Dataset records
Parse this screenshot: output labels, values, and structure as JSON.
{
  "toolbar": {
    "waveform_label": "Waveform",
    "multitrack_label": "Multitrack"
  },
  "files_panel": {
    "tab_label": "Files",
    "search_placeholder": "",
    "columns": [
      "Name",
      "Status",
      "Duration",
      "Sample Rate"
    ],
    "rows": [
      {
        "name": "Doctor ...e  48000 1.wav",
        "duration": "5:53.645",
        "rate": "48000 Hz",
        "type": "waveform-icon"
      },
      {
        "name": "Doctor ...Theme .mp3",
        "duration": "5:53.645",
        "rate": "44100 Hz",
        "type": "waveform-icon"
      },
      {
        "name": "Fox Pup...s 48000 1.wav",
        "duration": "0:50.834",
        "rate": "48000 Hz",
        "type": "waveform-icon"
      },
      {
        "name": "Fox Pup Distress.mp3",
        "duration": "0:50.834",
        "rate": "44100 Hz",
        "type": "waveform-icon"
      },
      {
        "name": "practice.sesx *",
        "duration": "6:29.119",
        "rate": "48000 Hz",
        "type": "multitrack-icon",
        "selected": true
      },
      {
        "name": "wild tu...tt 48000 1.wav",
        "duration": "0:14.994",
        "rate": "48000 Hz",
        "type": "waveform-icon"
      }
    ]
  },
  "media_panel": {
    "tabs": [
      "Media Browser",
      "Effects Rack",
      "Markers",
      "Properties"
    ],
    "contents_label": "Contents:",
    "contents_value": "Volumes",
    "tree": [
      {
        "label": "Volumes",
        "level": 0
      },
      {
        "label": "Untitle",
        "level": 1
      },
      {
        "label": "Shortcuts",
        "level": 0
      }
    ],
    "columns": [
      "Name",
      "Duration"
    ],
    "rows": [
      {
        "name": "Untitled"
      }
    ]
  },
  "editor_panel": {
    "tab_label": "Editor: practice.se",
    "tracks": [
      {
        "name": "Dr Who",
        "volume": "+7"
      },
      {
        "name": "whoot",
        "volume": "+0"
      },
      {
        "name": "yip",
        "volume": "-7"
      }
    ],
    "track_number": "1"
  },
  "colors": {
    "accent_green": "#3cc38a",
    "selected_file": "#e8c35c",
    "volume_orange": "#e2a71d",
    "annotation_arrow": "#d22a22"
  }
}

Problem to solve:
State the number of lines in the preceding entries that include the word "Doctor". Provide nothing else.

Written solution:
2